The natural resources of Somalia can only provide for nation-wide prosperity if the country truly is at peace. This will take many years. The tasks on this way are threefold. First, Somalia must regain national sovereignty vis-à-vis its neighbours and actors in the “global north”. Second, the successful settlement of domestic conflicts over regional administrations, wealth sharing, and the provision of security are prerequisites for responsible oil production. Third, transparency and downward accountability of the central government and the regional authorities need to be firmly established. Only afterwards can Somalis have a chance to explore the riches of their country in a responsible and truly beneficial way.
Markus Virgil Hoehne, PhD, is lecturer for Social Anthropology at the University of Leipzig. Contact: email@example.com.
 For a good summary of this debate, see Balthasar, Dominik 2014: Adding Fuel to the Fire? Heritage Institute for Policy Studies, pp. 5-6. Online: http://www.heritageinstitute.org/wp-content/uploads/2014/06/HIPS-Oil_in_Somalia-ENGLISH.pdf
 Oil production in Norway began in the 1970s. From the 1990s onward, numerous measures to ensure social and other benefits deriving from the oil wealth were implemented. This model for responsible oil production is being exported by the Norwegian Agency for Development Cooperation (NORAD) that administrates the Oil for Development Program launched by the Norwegian government in 2005. Under this program, “economically, environmentally and socially responsible management of petroleum resources which safeguards the needs of future generations” shall be promoted. See: http://www.negotiationsupport.org/matrix/norwegian-agency-development-cooperation-%E2%80%93-oil-development-programme
 Hoinathy, Remadji and Andrea Behrends 2014: Does rationality travel? Translating a World Bank Model for fair oil revenue distribution in Chad. In: Andrea Behrends, Sung-Joon Park and Richard Rottenburg (eds.): Travelling Models in African Conflict Management: Translating technologies of social ordering. Leiden: Brill, pp. 76-91, p. 81.
 Ibid., pp. 82-83.
 Balthasar, Adding Fuel to the Fire, p. 2.
 This seems to be one of the usual statements by company heads to keep shareholder interest alive and increase the market value. Purcell, Peter 2014: Myths of oil riches drive resource conflict.
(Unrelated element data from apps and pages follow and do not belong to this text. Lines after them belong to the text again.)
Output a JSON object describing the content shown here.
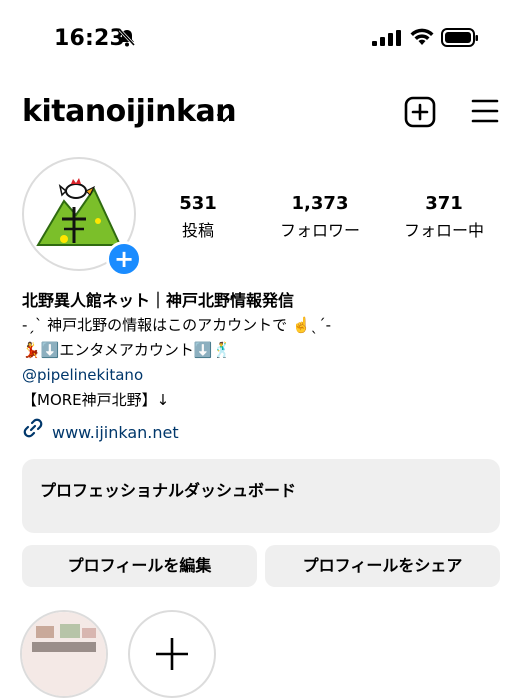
{
  "status_bar": {
    "time": "16:23",
    "icons": [
      "bell-slash-icon",
      "cellular-signal-icon",
      "wifi-icon",
      "battery-icon"
    ]
  },
  "header": {
    "username": "kitanoijinkan",
    "icons": [
      "chevron-down-icon",
      "add-square-icon",
      "hamburger-menu-icon"
    ]
  },
  "profile": {
    "stats": [
      {
        "value": "531",
        "label": "投稿"
      },
      {
        "value": "1,373",
        "label": "フォロワー"
      },
      {
        "value": "371",
        "label": "フォロー中"
      }
    ],
    "bio": {
      "name": "北野異人館ネット｜神戸北野情報発信",
      "line1": "-ˏˋ 神戸北野の情報はこのアカウントで ☝️ˎˊ-",
      "line2": "💃⬇️エンタメアカウント⬇️🕺",
      "mention": "@pipelinekitano",
      "line3": "【MORE神戸北野】↓",
      "link": "www.ijinkan.net"
    }
  },
  "dashboard": {
    "label": "プロフェッショナルダッシュボード"
  },
  "buttons": {
    "edit_profile": "プロフィールを編集",
    "share_profile": "プロフィールをシェア"
  },
  "colors": {
    "accent_blue": "#1a8cff",
    "link_blue": "#00376b",
    "button_bg": "#efefef"
  }
}
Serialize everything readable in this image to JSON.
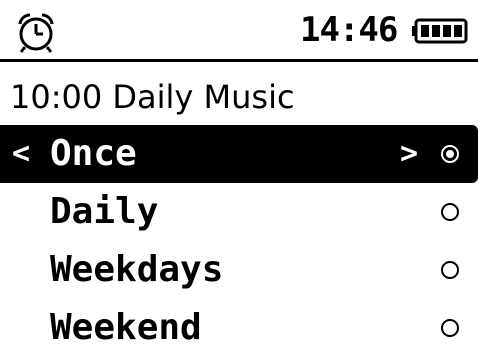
{
  "status_bar": {
    "time": "14:46",
    "alarm_icon": "alarm-clock-icon",
    "battery_icon": "battery-full-icon",
    "battery_level": 1.0
  },
  "header": {
    "title": "10:00 Daily Music"
  },
  "options": [
    {
      "label": "Once",
      "selected": true
    },
    {
      "label": "Daily",
      "selected": false
    },
    {
      "label": "Weekdays",
      "selected": false
    },
    {
      "label": "Weekend",
      "selected": false
    }
  ],
  "navigation": {
    "left_arrow": "<",
    "right_arrow": ">"
  },
  "colors": {
    "foreground": "#000000",
    "background": "#ffffff"
  }
}
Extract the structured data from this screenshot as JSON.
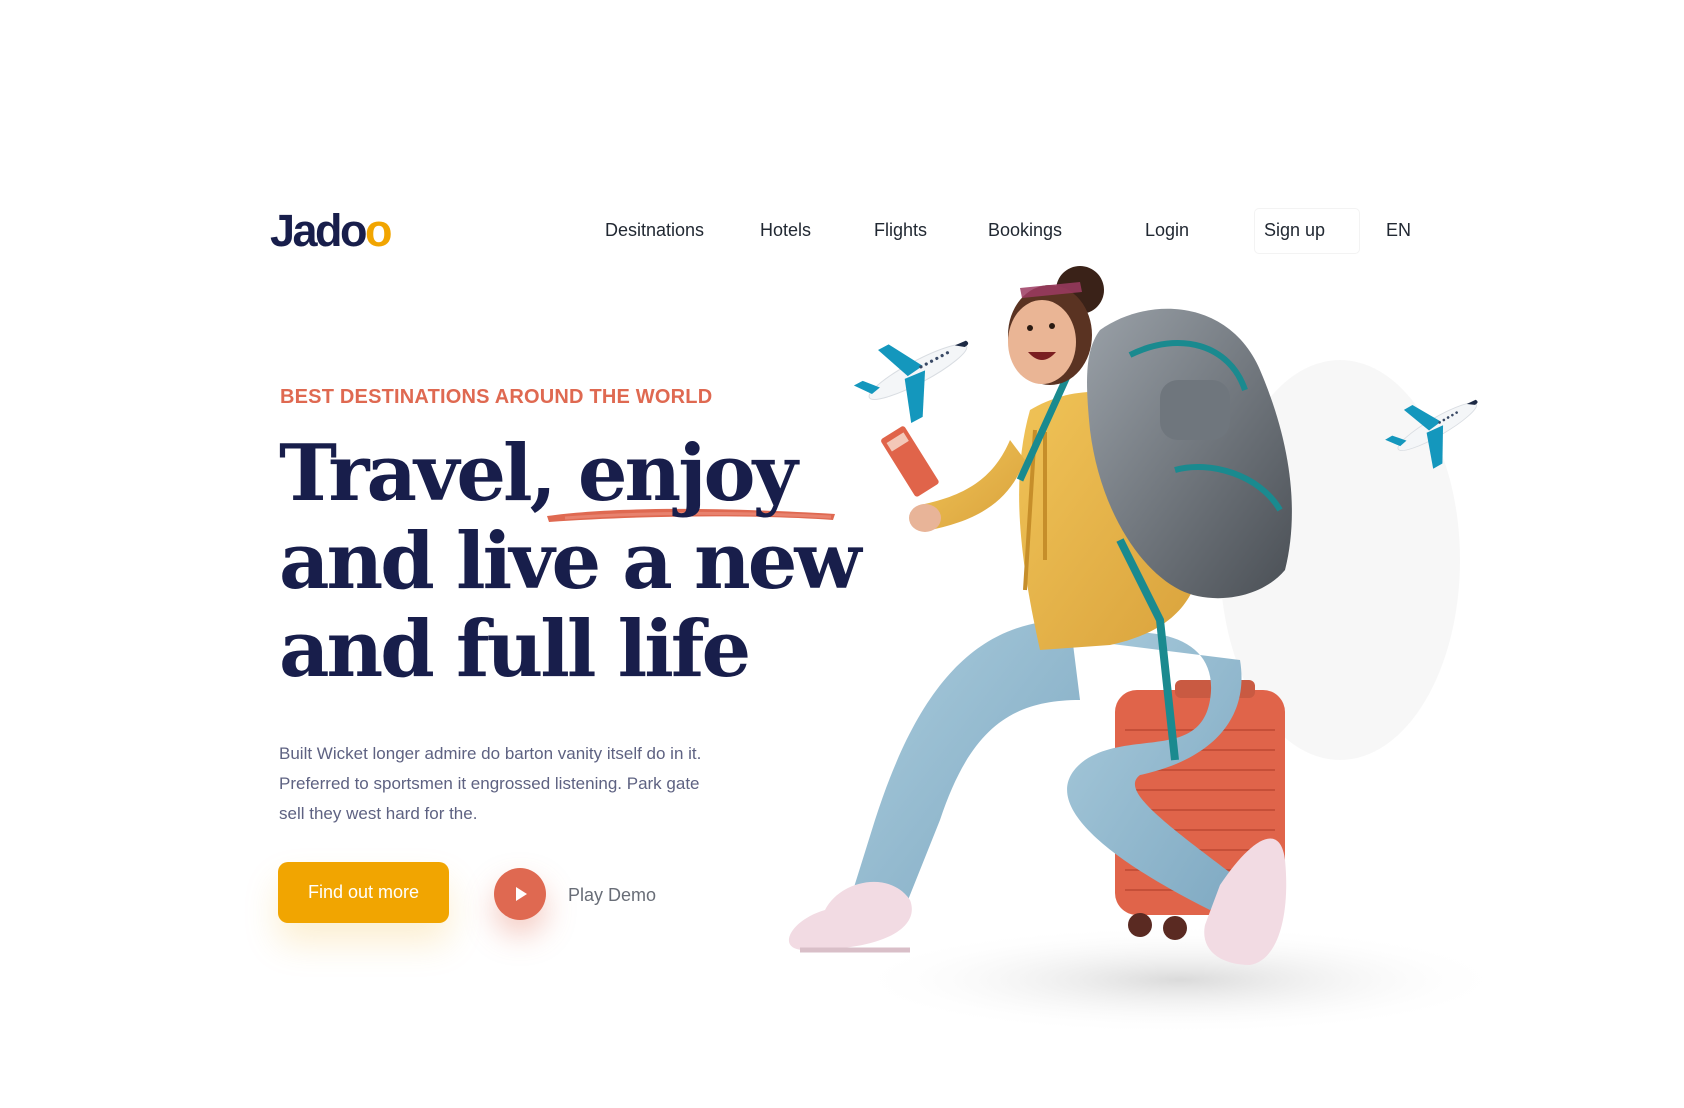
{
  "brand": {
    "logo_text": "Jadoo",
    "logo_main": "Jad",
    "logo_o1": "o",
    "logo_o2": "o"
  },
  "nav": {
    "items": [
      "Desitnations",
      "Hotels",
      "Flights",
      "Bookings"
    ],
    "login": "Login",
    "signup": "Sign up",
    "language": "EN"
  },
  "hero": {
    "kicker": "BEST DESTINATIONS AROUND THE WORLD",
    "headline_lines": [
      "Travel, enjoy",
      "and live a new",
      "and full life"
    ],
    "description_lines": [
      "Built Wicket longer admire do barton vanity itself do in it.",
      "Preferred to sportsmen it engrossed listening. Park gate",
      "sell they west hard for the."
    ],
    "primary_button": "Find out more",
    "secondary_button": "Play Demo"
  },
  "colors": {
    "navy": "#181E4B",
    "accent_orange": "#DF6951",
    "accent_yellow": "#F1A501",
    "body_text": "#5E6282"
  }
}
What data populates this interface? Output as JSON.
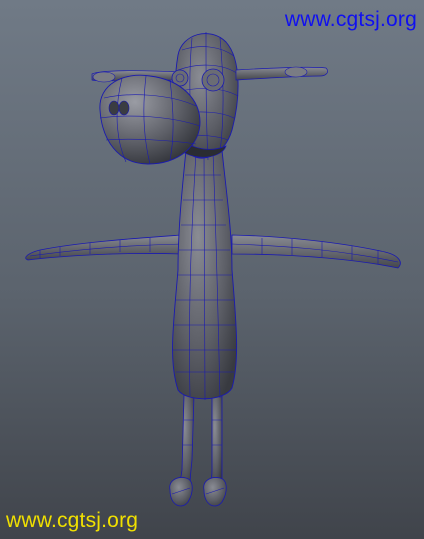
{
  "watermark": {
    "top_text": "www.cgtsj.org",
    "bottom_text": "www.cgtsj.org",
    "top_color": "#1010f0",
    "bottom_color": "#f0e000"
  },
  "scene": {
    "background_top": "#707a86",
    "background_bottom": "#40444b",
    "mesh_fill": "#5e6068",
    "wireframe_color": "#1a1ab0"
  }
}
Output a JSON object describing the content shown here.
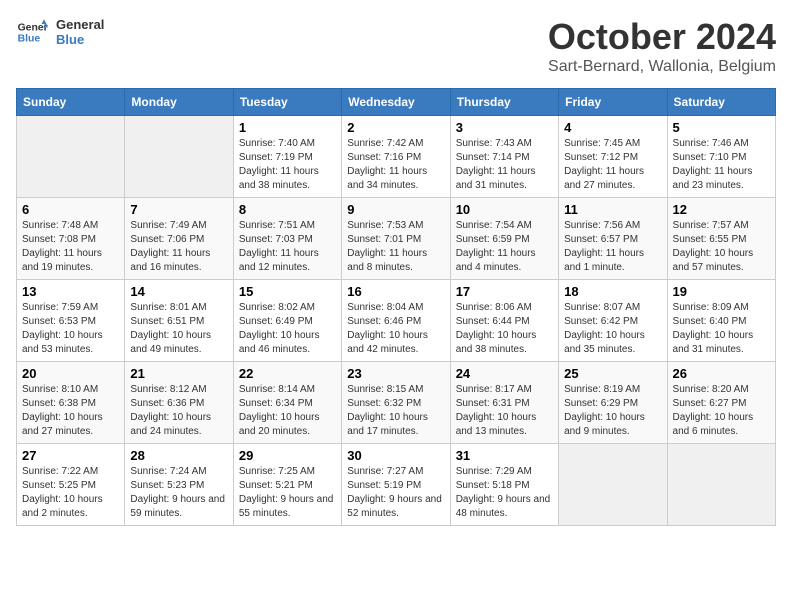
{
  "header": {
    "logo_line1": "General",
    "logo_line2": "Blue",
    "month": "October 2024",
    "location": "Sart-Bernard, Wallonia, Belgium"
  },
  "weekdays": [
    "Sunday",
    "Monday",
    "Tuesday",
    "Wednesday",
    "Thursday",
    "Friday",
    "Saturday"
  ],
  "weeks": [
    [
      {
        "day": "",
        "info": ""
      },
      {
        "day": "",
        "info": ""
      },
      {
        "day": "1",
        "info": "Sunrise: 7:40 AM\nSunset: 7:19 PM\nDaylight: 11 hours and 38 minutes."
      },
      {
        "day": "2",
        "info": "Sunrise: 7:42 AM\nSunset: 7:16 PM\nDaylight: 11 hours and 34 minutes."
      },
      {
        "day": "3",
        "info": "Sunrise: 7:43 AM\nSunset: 7:14 PM\nDaylight: 11 hours and 31 minutes."
      },
      {
        "day": "4",
        "info": "Sunrise: 7:45 AM\nSunset: 7:12 PM\nDaylight: 11 hours and 27 minutes."
      },
      {
        "day": "5",
        "info": "Sunrise: 7:46 AM\nSunset: 7:10 PM\nDaylight: 11 hours and 23 minutes."
      }
    ],
    [
      {
        "day": "6",
        "info": "Sunrise: 7:48 AM\nSunset: 7:08 PM\nDaylight: 11 hours and 19 minutes."
      },
      {
        "day": "7",
        "info": "Sunrise: 7:49 AM\nSunset: 7:06 PM\nDaylight: 11 hours and 16 minutes."
      },
      {
        "day": "8",
        "info": "Sunrise: 7:51 AM\nSunset: 7:03 PM\nDaylight: 11 hours and 12 minutes."
      },
      {
        "day": "9",
        "info": "Sunrise: 7:53 AM\nSunset: 7:01 PM\nDaylight: 11 hours and 8 minutes."
      },
      {
        "day": "10",
        "info": "Sunrise: 7:54 AM\nSunset: 6:59 PM\nDaylight: 11 hours and 4 minutes."
      },
      {
        "day": "11",
        "info": "Sunrise: 7:56 AM\nSunset: 6:57 PM\nDaylight: 11 hours and 1 minute."
      },
      {
        "day": "12",
        "info": "Sunrise: 7:57 AM\nSunset: 6:55 PM\nDaylight: 10 hours and 57 minutes."
      }
    ],
    [
      {
        "day": "13",
        "info": "Sunrise: 7:59 AM\nSunset: 6:53 PM\nDaylight: 10 hours and 53 minutes."
      },
      {
        "day": "14",
        "info": "Sunrise: 8:01 AM\nSunset: 6:51 PM\nDaylight: 10 hours and 49 minutes."
      },
      {
        "day": "15",
        "info": "Sunrise: 8:02 AM\nSunset: 6:49 PM\nDaylight: 10 hours and 46 minutes."
      },
      {
        "day": "16",
        "info": "Sunrise: 8:04 AM\nSunset: 6:46 PM\nDaylight: 10 hours and 42 minutes."
      },
      {
        "day": "17",
        "info": "Sunrise: 8:06 AM\nSunset: 6:44 PM\nDaylight: 10 hours and 38 minutes."
      },
      {
        "day": "18",
        "info": "Sunrise: 8:07 AM\nSunset: 6:42 PM\nDaylight: 10 hours and 35 minutes."
      },
      {
        "day": "19",
        "info": "Sunrise: 8:09 AM\nSunset: 6:40 PM\nDaylight: 10 hours and 31 minutes."
      }
    ],
    [
      {
        "day": "20",
        "info": "Sunrise: 8:10 AM\nSunset: 6:38 PM\nDaylight: 10 hours and 27 minutes."
      },
      {
        "day": "21",
        "info": "Sunrise: 8:12 AM\nSunset: 6:36 PM\nDaylight: 10 hours and 24 minutes."
      },
      {
        "day": "22",
        "info": "Sunrise: 8:14 AM\nSunset: 6:34 PM\nDaylight: 10 hours and 20 minutes."
      },
      {
        "day": "23",
        "info": "Sunrise: 8:15 AM\nSunset: 6:32 PM\nDaylight: 10 hours and 17 minutes."
      },
      {
        "day": "24",
        "info": "Sunrise: 8:17 AM\nSunset: 6:31 PM\nDaylight: 10 hours and 13 minutes."
      },
      {
        "day": "25",
        "info": "Sunrise: 8:19 AM\nSunset: 6:29 PM\nDaylight: 10 hours and 9 minutes."
      },
      {
        "day": "26",
        "info": "Sunrise: 8:20 AM\nSunset: 6:27 PM\nDaylight: 10 hours and 6 minutes."
      }
    ],
    [
      {
        "day": "27",
        "info": "Sunrise: 7:22 AM\nSunset: 5:25 PM\nDaylight: 10 hours and 2 minutes."
      },
      {
        "day": "28",
        "info": "Sunrise: 7:24 AM\nSunset: 5:23 PM\nDaylight: 9 hours and 59 minutes."
      },
      {
        "day": "29",
        "info": "Sunrise: 7:25 AM\nSunset: 5:21 PM\nDaylight: 9 hours and 55 minutes."
      },
      {
        "day": "30",
        "info": "Sunrise: 7:27 AM\nSunset: 5:19 PM\nDaylight: 9 hours and 52 minutes."
      },
      {
        "day": "31",
        "info": "Sunrise: 7:29 AM\nSunset: 5:18 PM\nDaylight: 9 hours and 48 minutes."
      },
      {
        "day": "",
        "info": ""
      },
      {
        "day": "",
        "info": ""
      }
    ]
  ]
}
Horn of Africa Bulletin 26(4), p. 3.
 BBC World Service 8 December 2014: Somalia invites energy companies to explore for oil. Online: http://www.bbc.co.uk/news/business-29993447
 DW 2 December 2014: Kenya shocked by al-Shabab terror. Online: http://www.dw.de/kenya-shocked-by-al-shabab-terror/a-18106001
 Balthasar, Adding Fuel to the Fire, p. 7.